Your output must match the records below character for character.
─── RECORDS FOR THIS TASK ───
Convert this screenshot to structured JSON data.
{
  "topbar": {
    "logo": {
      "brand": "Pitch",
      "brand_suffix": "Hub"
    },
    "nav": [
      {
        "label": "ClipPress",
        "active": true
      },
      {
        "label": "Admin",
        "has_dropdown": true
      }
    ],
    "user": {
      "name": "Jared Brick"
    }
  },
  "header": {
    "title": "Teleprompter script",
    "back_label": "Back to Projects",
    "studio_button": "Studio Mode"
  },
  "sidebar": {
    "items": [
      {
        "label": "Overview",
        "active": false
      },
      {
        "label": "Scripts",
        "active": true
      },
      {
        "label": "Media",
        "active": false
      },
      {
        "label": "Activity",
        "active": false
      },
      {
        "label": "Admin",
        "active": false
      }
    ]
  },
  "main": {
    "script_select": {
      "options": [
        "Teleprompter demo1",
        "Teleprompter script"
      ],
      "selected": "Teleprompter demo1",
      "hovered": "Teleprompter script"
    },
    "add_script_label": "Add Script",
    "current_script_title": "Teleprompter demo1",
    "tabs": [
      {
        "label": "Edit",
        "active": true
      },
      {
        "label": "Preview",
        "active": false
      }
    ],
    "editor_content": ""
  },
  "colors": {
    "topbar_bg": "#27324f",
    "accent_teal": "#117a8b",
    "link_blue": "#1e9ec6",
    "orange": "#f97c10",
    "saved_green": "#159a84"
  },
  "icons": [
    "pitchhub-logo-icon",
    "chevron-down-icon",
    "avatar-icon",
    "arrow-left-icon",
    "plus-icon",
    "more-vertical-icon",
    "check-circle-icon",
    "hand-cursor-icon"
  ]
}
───
WRITTEN ANSWER:
Convert this screenshot to structured JSON data.
{
  "topbar": {
    "logo": {
      "brand": "Pitch",
      "brand_suffix": "Hub"
    },
    "nav": [
      {
        "label": "ClipPress",
        "active": true
      },
      {
        "label": "Admin",
        "has_dropdown": true
      }
    ],
    "user": {
      "name": "Jared Brick"
    }
  },
  "header": {
    "title": "Teleprompter script",
    "back_label": "Back to Projects",
    "studio_button": "Studio Mode"
  },
  "sidebar": {
    "items": [
      {
        "label": "Overview",
        "active": false
      },
      {
        "label": "Scripts",
        "active": true
      },
      {
        "label": "Media",
        "active": false
      },
      {
        "label": "Activity",
        "active": false
      },
      {
        "label": "Admin",
        "active": false
      }
    ]
  },
  "main": {
    "script_select": {
      "options": [
        "Teleprompter demo1",
        "Teleprompter script"
      ],
      "selected": "Teleprompter demo1",
      "hovered": "Teleprompter script"
    },
    "add_script_label": "Add Script",
    "current_script_title": "Teleprompter demo1",
    "tabs": [
      {
        "label": "Edit",
        "active": true
      },
      {
        "label": "Preview",
        "active": false
      }
    ],
    "editor_content": ""
  },
  "colors": {
    "topbar_bg": "#27324f",
    "accent_teal": "#117a8b",
    "link_blue": "#1e9ec6",
    "orange": "#f97c10",
    "saved_green": "#159a84"
  },
  "icons": [
    "pitchhub-logo-icon",
    "chevron-down-icon",
    "avatar-icon",
    "arrow-left-icon",
    "plus-icon",
    "more-vertical-icon",
    "check-circle-icon",
    "hand-cursor-icon"
  ]
}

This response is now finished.